It is an unfortunate fact of human nature that when we know very little about something foreign to us, we tend to reduce that foreign thing to a single joke. Take Iceland, for example. Here we have a beautifully alien plot of land that erupted from the ocean not so very long ago, populated with a people descended from a mixture of Celts and Vikings who are united by a culture—the world's oldest democracy!—that has evolved in a clean, unbroken line from the 12th century to today. And what do most people have to say about Iceland?
Ask any American who's traveled to Iceland, and they'll tell you they've been avalanched by Björk jokes from friends and family, with "So did you meet Björk?" as the most common question by far. Everybody knows the weird pixie-faced singer who once wore a swan dress to the Oscars is from Iceland, and so they stick Iceland in the Björk-hole in their head, ready to proudly unveil that reference if Iceland ever comes up in conversation.
So I suppose it's a blessing of sorts that Icelandic author Sjón has a Björk connection: He has written lyrics for Björk and was nominated for an Oscar for his lyrics in Dancer in the Dark. That way, when you're telling friends about this amazing author you've just discovered, you can incorporate the inevitable Björk reference into the conversation cleanly and without incident.

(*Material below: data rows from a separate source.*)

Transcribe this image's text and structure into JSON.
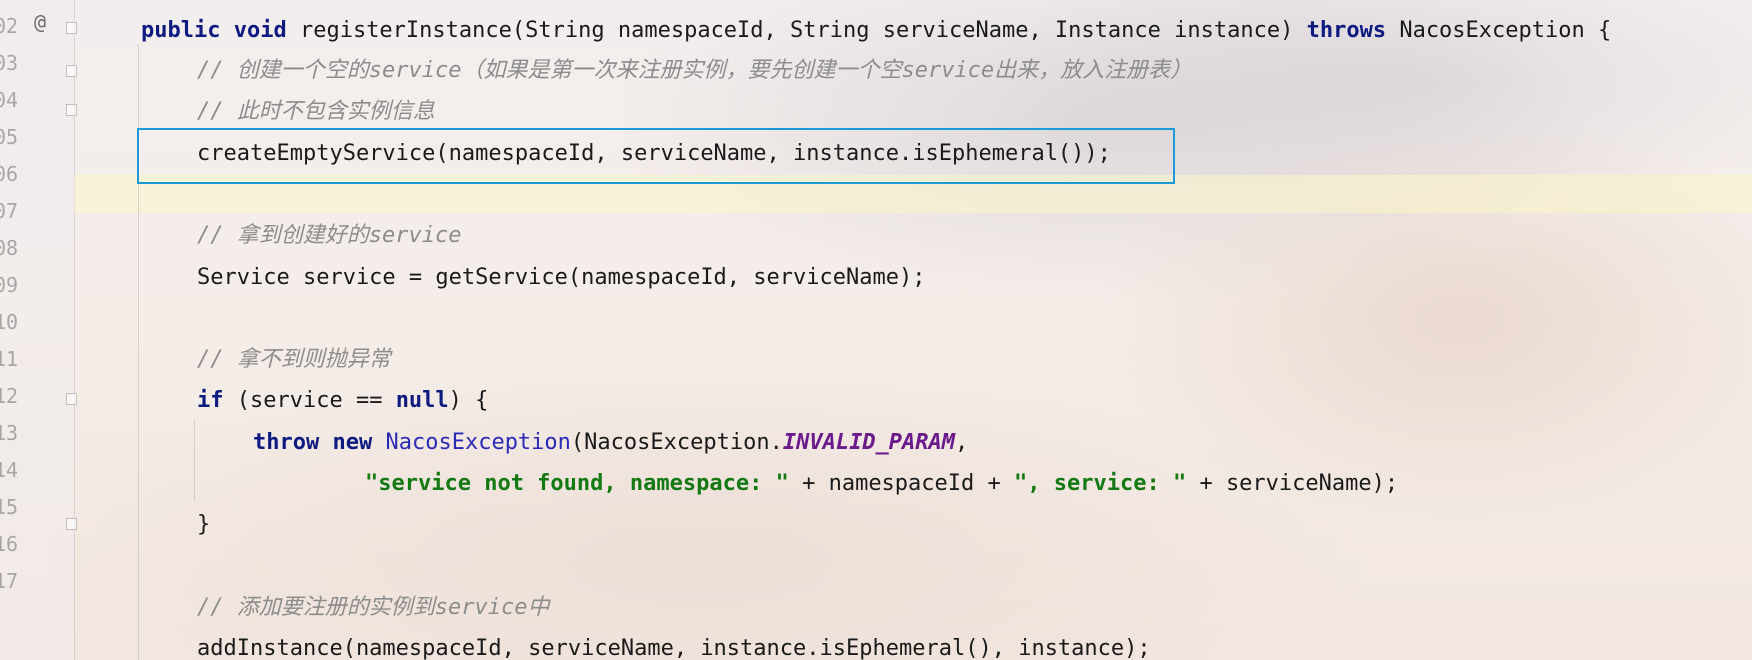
{
  "editor": {
    "gutter_at": "@",
    "line_numbers": [
      "02",
      "03",
      "04",
      "05",
      "06",
      "07",
      "08",
      "09",
      "10",
      "11",
      "12",
      "13",
      "14",
      "15",
      "16",
      "17"
    ],
    "lines": {
      "l02": {
        "t1": "public",
        "t2": " ",
        "t3": "void",
        "t4": " registerInstance(String namespaceId, String serviceName, Instance instance) ",
        "t5": "throws",
        "t6": " NacosException {"
      },
      "l03": {
        "comment": "// 创建一个空的service（如果是第一次来注册实例，要先创建一个空service出来，放入注册表）"
      },
      "l04": {
        "comment": "// 此时不包含实例信息"
      },
      "l05": {
        "code": "createEmptyService(namespaceId, serviceName, instance.isEphemeral());"
      },
      "l07": {
        "comment": "// 拿到创建好的service"
      },
      "l08": {
        "code": "Service service = getService(namespaceId, serviceName);"
      },
      "l10": {
        "comment": "// 拿不到则抛异常"
      },
      "l11": {
        "t1": "if",
        "t2": " (service == ",
        "t3": "null",
        "t4": ") {"
      },
      "l12": {
        "t1": "throw",
        "t2": " ",
        "t3": "new",
        "t4": " ",
        "t5": "NacosException",
        "t6": "(NacosException.",
        "t7": "INVALID_PARAM",
        "t8": ","
      },
      "l13": {
        "t1": "\"service not found, namespace: \"",
        "t2": " + namespaceId + ",
        "t3": "\", service: \"",
        "t4": " + serviceName);"
      },
      "l14": {
        "code": "}"
      },
      "l16": {
        "comment": "// 添加要注册的实例到service中"
      },
      "l17": {
        "code": "addInstance(namespaceId, serviceName, instance.isEphemeral(), instance);"
      }
    }
  },
  "colors": {
    "keyword": "#0d1a80",
    "comment": "#8c8c8c",
    "string": "#137a13",
    "constant": "#6b1a8c",
    "highlight_border": "#1a9bd7"
  }
}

But Sjón deserves more than a Björk joke. Choose any of his three handsome books newly published in America by Farrar, Straus and Giroux, and you'll see why.
Of the three, The Blue Fox ($10) is probably the most accessible. Set in the late 1800s, it's the story of a hunter pursuing a mythical animal, a man who takes care of a woman with Down syndrome in a time when most infants with Down were suffocated at birth ("No witnesses were needed; before the child could utter its first wail, the midwife would close its nose and mouth, thereby returning its breath to the great cauldron of souls from which all mankind is served"), and a priest buried alive under a glacier. Sjón's language is deceptively plainspoken and direct, like the explanatory cadence of Icelandic sagas (those unfamiliar with the sagas will instead probably be reminded of the declaratory sentences of Kurt Vonnegut or Richard Brautigan).
If books described as "fablelike" aren't your thing, you should note that The Whispering Muse ($22) is the funniest of the three. Get a load of these opening sentences:
I, Valdimar Haraldsson, was in my twenty- seventh year when I embarked on the publication of a small journal devoted to my chief preoccupation, the link between fish consumption and the superiority of the Nordic race. It was written in Danish, under the title Fisk og Kultur, and came out in seventeen volumes over the space of twenty years.
Haraldsson, who proudly informs us he is also the author of Memoirs of a Herring Inspector, is the best kind of terrible narrator. He operates under a series of wrongheaded assumptions (about fish, about racial superiority, about his own dominance over a world that couldn't be bothered to care about him) as he goes on an adventure on a Danish merchant ship in 1949. Haraldsson relates the stories he hears on the vessel, most of which are told by a man who claims to have served on the Argo with Jason. (There are also stories about sailors getting in fights with monkeys, "a story," Haraldsson notes, "that every mariner seems to have in his repertoire.") The book is a big-fish-tale casserole of myth and the mundane explained by a self-important idiot, which somehow makes everything more sublime.
From the Mouth of the Whale ($13) is the most challenging of the three, combining the biblical story of Jonah, the sorry state of women's medicine in the 1600s, and the battle of faith and reason, but Sjón has secreted into the novel the most rewards for patient readers of his work: All of his themes resonate deeply through Whale, and a reader who comes away from the book will have a greater understanding of the country the narrator refers to as "this unlovely splat of lava in the far north of the globe" with "the perpetual light of high summer" and the "terrible black chill that is the season we call winter." It's a land of bewildering reality and jaw-cracking fantasy; Sjón calls it home.